Undersecretary of Defense for Policy Eric Edelman, who announced the reorganization, told reporters that its purpose is to reorient the policy department to better confront global terrorism. He said that the organization had been revamped to improve interagency coordination with the Department of State and the National Security Council as well as interactions with joint regional combatant commanders and countries overseas.

Under the new structure, the assistant secretary of defense for international security policy (ISP), currently Peter C. W. Flory, will be known as the assistant secretary of defense for global affairs. This new assistant secretary will have some of the same responsibilities as the predecessor position, but also some different ones.

For example, the new assistant secretary will work closely with the deputy undersecretary for technology security policy, who will report directly both to the new assistant secretary and to Edelman’s office. The deputy undersecretary will still have the Defense Technology Security Administration (DTSA) in his or her bailiwick. DTSA handles export controls and several nonproliferation duties, in addition to working with the State Department on cooperative threat reduction (CTR) initiatives with Russia and other countries. The deputy undersecretary post has been vacant since Lisa Bronson left the Defense Department in August 2005, and Edelman said the Pentagon has yet to come up with a candidate to fill the position.

Once Bronson’s replacement is finally chosen, he or she will supervise a new deputy assistant secretary of defense for counternarcotics, counterproliferation, and global threats. In the current organization, counterproliferation falls under the assistant secretary of defense for special operations and low intensity conflict (SOLIC). The reorganization would also place the negotiations policy office, which conducts CTR negotiations and helps represent the department in arms control negotiations, under this new deputy assistant secretary.

The reorganization would shift responsibility for overseeing nuclear policy planning and nuclear deterrence from ISP to SOLIC. Replacing the forces policy office would be a new strategic capabilities office.
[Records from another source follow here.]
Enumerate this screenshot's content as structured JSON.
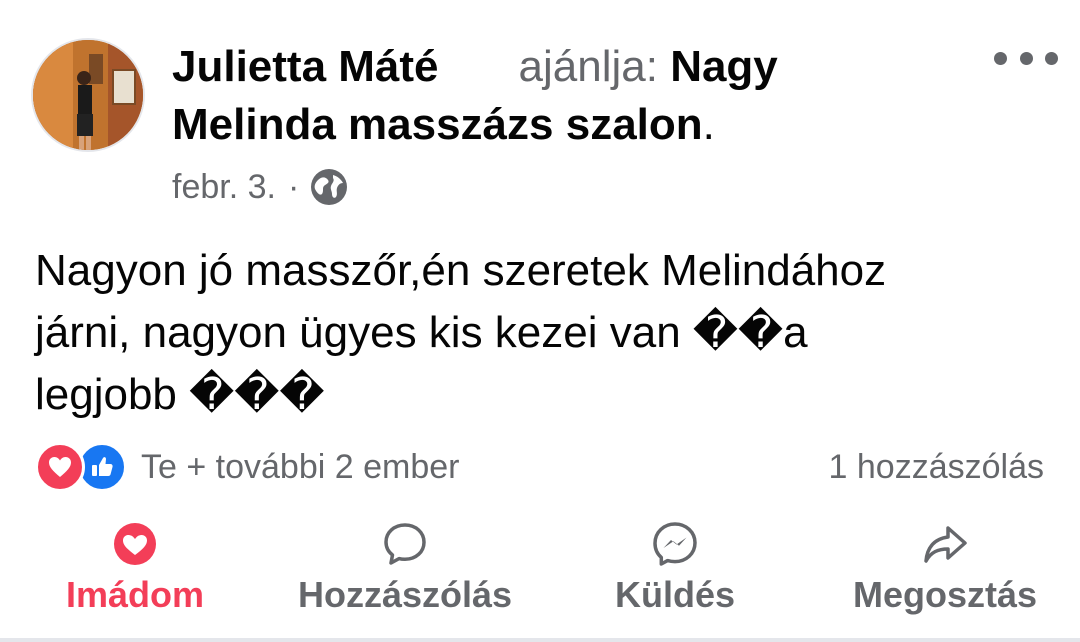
{
  "post": {
    "author": "Julietta Máté",
    "recommends_word": "ajánlja:",
    "page_name_line1": "Nagy",
    "page_name_line2": "Melinda masszázs szalon",
    "title_period": ".",
    "date": "febr. 3.",
    "separator": "·",
    "privacy_icon": "globe-icon",
    "more_icon": "more-options-icon",
    "text_lines": [
      "Nagyon jó masszőr,én szeretek Melindához",
      "járni, nagyon ügyes kis kezei van ��a",
      "legjobb ���"
    ]
  },
  "reactions": {
    "icons": [
      "love-reaction-icon",
      "like-reaction-icon"
    ],
    "summary": "Te + további 2 ember",
    "comments_count": "1 hozzászólás"
  },
  "actions": [
    {
      "label": "Imádom",
      "icon": "heart-icon",
      "color": "#f33e58"
    },
    {
      "label": "Hozzászólás",
      "icon": "comment-icon",
      "color": "#65676b"
    },
    {
      "label": "Küldés",
      "icon": "messenger-icon",
      "color": "#65676b"
    },
    {
      "label": "Megosztás",
      "icon": "share-icon",
      "color": "#65676b"
    }
  ],
  "colors": {
    "text_primary": "#050505",
    "text_secondary": "#65676b",
    "love_red": "#f33e58",
    "like_blue": "#1877f2"
  }
}
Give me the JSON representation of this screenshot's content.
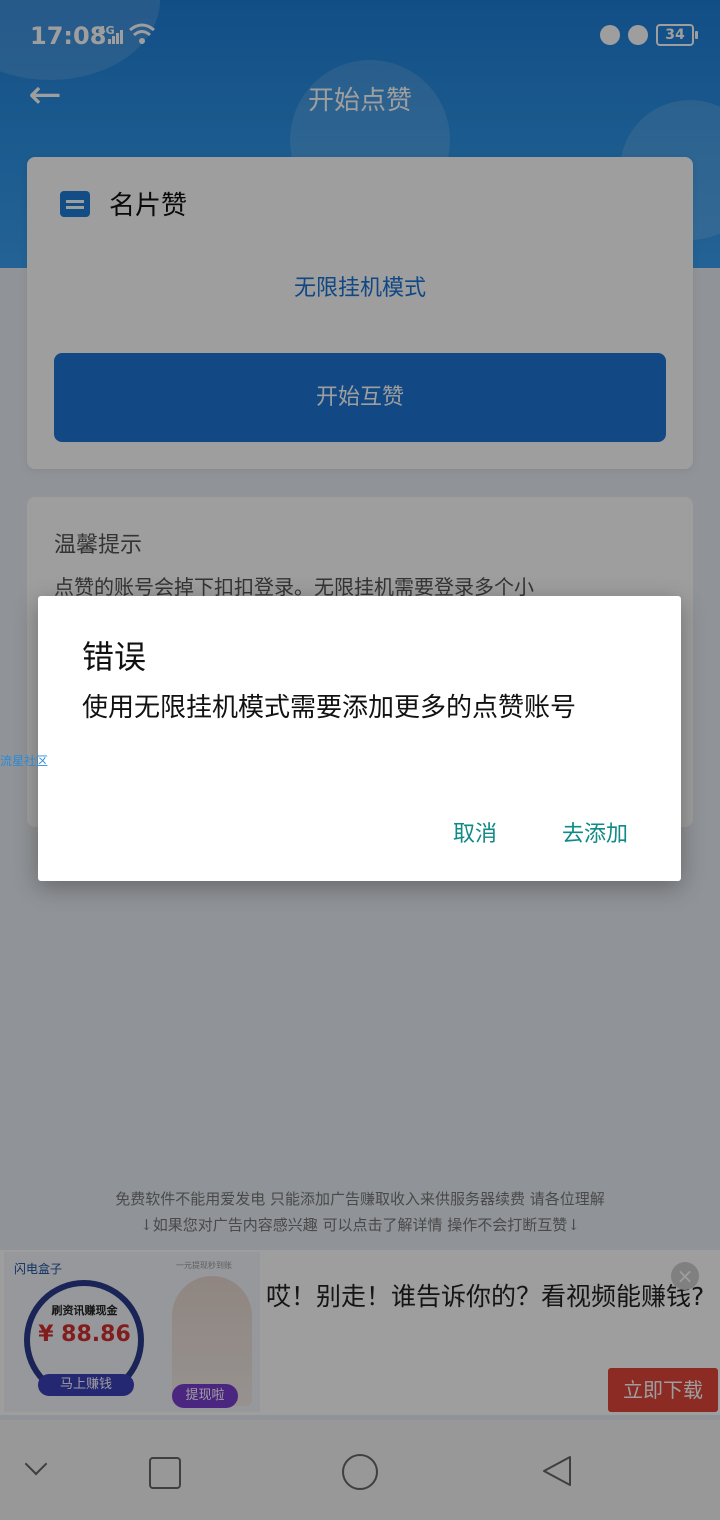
{
  "status_bar": {
    "time": "17:08",
    "network": "4G",
    "battery": "34"
  },
  "header": {
    "title": "开始点赞"
  },
  "card": {
    "title": "名片赞",
    "mode": "无限挂机模式",
    "start_button": "开始互赞"
  },
  "tips": {
    "title": "温馨提示",
    "text": "点赞的账号会掉下扣扣登录。无限挂机需要登录多个小"
  },
  "watermark": "流星社区",
  "footer_note": {
    "line1": "免费软件不能用爱发电 只能添加广告赚取收入来供服务器续费 请各位理解",
    "line2": "↓如果您对广告内容感兴趣 可以点击了解详情 操作不会打断互赞↓"
  },
  "ad": {
    "brand": "闪电盒子",
    "sub": "一元提现秒到账",
    "gauge_label": "刷资讯赚现金",
    "gauge_value": "¥ 88.86",
    "cta_pill": "马上赚钱",
    "person_button": "提现啦",
    "headline": "哎！别走！谁告诉你的？看视频能赚钱?",
    "download_button": "立即下载",
    "close": "×"
  },
  "dialog": {
    "title": "错误",
    "message": "使用无限挂机模式需要添加更多的点赞账号",
    "cancel": "取消",
    "confirm": "去添加"
  },
  "colors": {
    "primary": "#1d77d6",
    "dialog_button": "#0f8a86",
    "ad_download": "#e0463b"
  }
}
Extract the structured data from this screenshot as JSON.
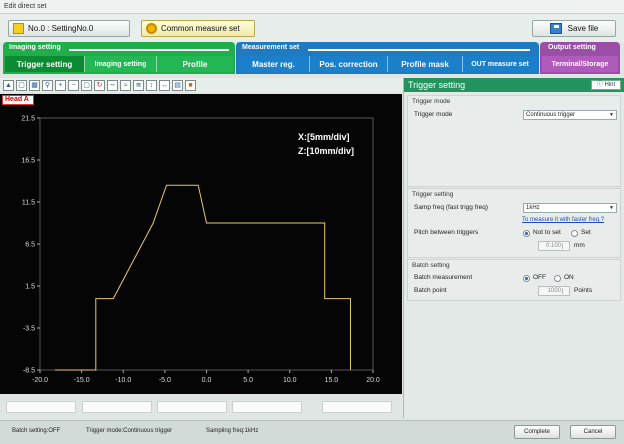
{
  "window": {
    "title": "Edit direct set"
  },
  "topbar": {
    "setting_label": "No.0 : SettingNo.0",
    "common_label": "Common measure set",
    "save_label": "Save file"
  },
  "groups": {
    "imaging": "Imaging setting",
    "measurement": "Measurement set",
    "output": "Output setting"
  },
  "tabs": {
    "trigger": "Trigger setting",
    "imaging": "Imaging setting",
    "profile": "Profile",
    "master": "Master reg.",
    "position": "Pos. correction",
    "mask": "Profile mask",
    "out_measure": "OUT measure set",
    "terminal": "Terminal/Storage"
  },
  "head_tag": "Head A",
  "chart_data": {
    "type": "line",
    "x_ticks": [
      "-20.0",
      "-15.0",
      "-10.0",
      "-5.0",
      "0.0",
      "5.0",
      "10.0",
      "15.0",
      "20.0"
    ],
    "y_ticks": [
      "21.5",
      "16.5",
      "11.5",
      "6.5",
      "1.5",
      "-3.5",
      "-8.5"
    ],
    "xlim": [
      -20,
      20
    ],
    "ylim": [
      -8.5,
      21.5
    ],
    "x_scale_label": "X:[5mm/div]",
    "z_scale_label": "Z:[10mm/div]",
    "series": [
      {
        "color": "#e6c86a",
        "x": [
          -18.2,
          -13.3,
          -13.3,
          -11.2,
          -6.4,
          -4.8,
          -1.0,
          0.0,
          1.4,
          6.5,
          11.5,
          14.2,
          14.2,
          17.3,
          17.3
        ],
        "y": [
          -8.5,
          -8.5,
          0.0,
          0.0,
          9.0,
          13.5,
          13.5,
          9.0,
          9.0,
          9.0,
          9.0,
          9.0,
          0.0,
          0.0,
          -8.5
        ]
      }
    ]
  },
  "panel": {
    "title": "Trigger setting",
    "hint": "Hint",
    "trigger_mode_section": "Trigger mode",
    "trigger_mode_label": "Trigger mode",
    "trigger_mode_value": "Continuous trigger",
    "trigger_setting_section": "Trigger setting",
    "samp_freq_label": "Samp freq (fast trigg freq)",
    "samp_freq_value": "1kHz",
    "faster_link": "To measure it with faster freq.?",
    "pitch_label": "Pitch between triggers",
    "pitch_not_set": "Not to set",
    "pitch_set": "Set",
    "pitch_value": "0.100",
    "pitch_unit": "mm",
    "batch_section": "Batch setting",
    "batch_measurement_label": "Batch measurement",
    "batch_off": "OFF",
    "batch_on": "ON",
    "batch_point_label": "Batch point",
    "batch_point_value": "1000",
    "batch_point_unit": "Points"
  },
  "status": {
    "batch": "Batch setting:OFF",
    "trigger": "Trigger mode:Continuous trigger",
    "sampling": "Sampling freq:1kHz",
    "complete": "Complete",
    "cancel": "Cancel"
  }
}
Edelman said the office would be responsible not only for continuing with the administration’s effort to remake the nuclear triad but also for managing efforts to develop new precision strike capabilities and moving forward with missile defenses. The shift puts the policy office in line with efforts by Gen. James Cartwright, commander of Strategic Command, to reshape the role of nuclear weapons in U.S. deterrence strategy.

Departmental changes should begin Oct. 1 and are scheduled for completion March 1, 2007.